Work to complete |
Start to finish, retype the entries exactly while omitting the pictures.
(Information shown)
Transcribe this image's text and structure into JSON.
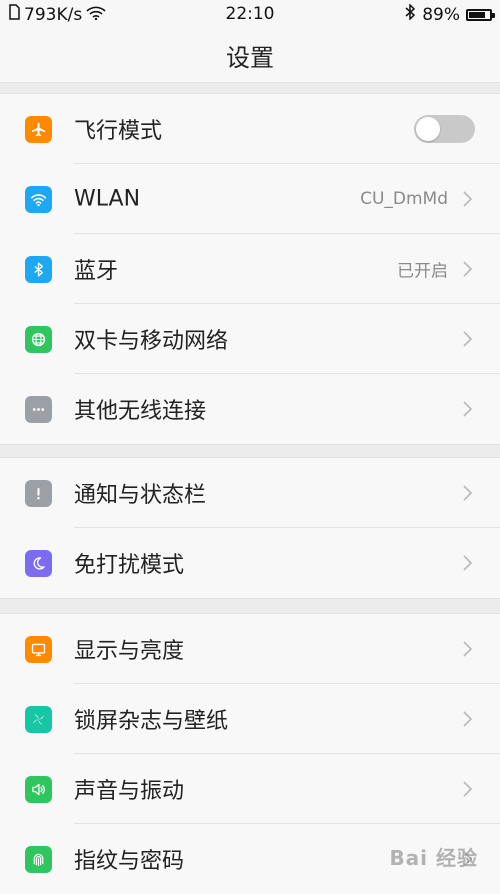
{
  "status_bar": {
    "speed": "793K/s",
    "time": "22:10",
    "battery": "89%",
    "battery_level": 0.89,
    "icons": [
      "sim-icon",
      "wifi-signal-icon",
      "bluetooth-icon",
      "battery-icon"
    ]
  },
  "header": {
    "title": "设置"
  },
  "sections": [
    [
      {
        "label": "飞行模式",
        "icon": "airplane-icon",
        "color": "#ff8a00",
        "control": "toggle",
        "toggle_on": false
      },
      {
        "label": "WLAN",
        "icon": "wifi-icon",
        "color": "#1ea7f2",
        "value": "CU_DmMd"
      },
      {
        "label": "蓝牙",
        "icon": "bluetooth-icon",
        "color": "#1ea7f2",
        "value": "已开启"
      },
      {
        "label": "双卡与移动网络",
        "icon": "globe-icon",
        "color": "#2fc55f"
      },
      {
        "label": "其他无线连接",
        "icon": "more-dots-icon",
        "color": "#9aa0a6"
      }
    ],
    [
      {
        "label": "通知与状态栏",
        "icon": "exclamation-icon",
        "color": "#9aa0a6"
      },
      {
        "label": "免打扰模式",
        "icon": "moon-icon",
        "color": "#7b6cf0"
      }
    ],
    [
      {
        "label": "显示与亮度",
        "icon": "monitor-icon",
        "color": "#ff8a00"
      },
      {
        "label": "锁屏杂志与壁纸",
        "icon": "pinwheel-icon",
        "color": "#16c6a4"
      },
      {
        "label": "声音与振动",
        "icon": "speaker-icon",
        "color": "#2fc55f"
      },
      {
        "label": "指纹与密码",
        "icon": "fingerprint-icon",
        "color": "#2fc55f"
      }
    ]
  ],
  "watermark": "Bai 经验"
}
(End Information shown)
Result below |
Transcribe this image's text and structure into JSON.
{
  "status_bar": {
    "speed": "793K/s",
    "time": "22:10",
    "battery": "89%",
    "battery_level": 0.89,
    "icons": [
      "sim-icon",
      "wifi-signal-icon",
      "bluetooth-icon",
      "battery-icon"
    ]
  },
  "header": {
    "title": "设置"
  },
  "sections": [
    [
      {
        "label": "飞行模式",
        "icon": "airplane-icon",
        "color": "#ff8a00",
        "control": "toggle",
        "toggle_on": false
      },
      {
        "label": "WLAN",
        "icon": "wifi-icon",
        "color": "#1ea7f2",
        "value": "CU_DmMd"
      },
      {
        "label": "蓝牙",
        "icon": "bluetooth-icon",
        "color": "#1ea7f2",
        "value": "已开启"
      },
      {
        "label": "双卡与移动网络",
        "icon": "globe-icon",
        "color": "#2fc55f"
      },
      {
        "label": "其他无线连接",
        "icon": "more-dots-icon",
        "color": "#9aa0a6"
      }
    ],
    [
      {
        "label": "通知与状态栏",
        "icon": "exclamation-icon",
        "color": "#9aa0a6"
      },
      {
        "label": "免打扰模式",
        "icon": "moon-icon",
        "color": "#7b6cf0"
      }
    ],
    [
      {
        "label": "显示与亮度",
        "icon": "monitor-icon",
        "color": "#ff8a00"
      },
      {
        "label": "锁屏杂志与壁纸",
        "icon": "pinwheel-icon",
        "color": "#16c6a4"
      },
      {
        "label": "声音与振动",
        "icon": "speaker-icon",
        "color": "#2fc55f"
      },
      {
        "label": "指纹与密码",
        "icon": "fingerprint-icon",
        "color": "#2fc55f"
      }
    ]
  ],
  "watermark": "Bai 经验"
}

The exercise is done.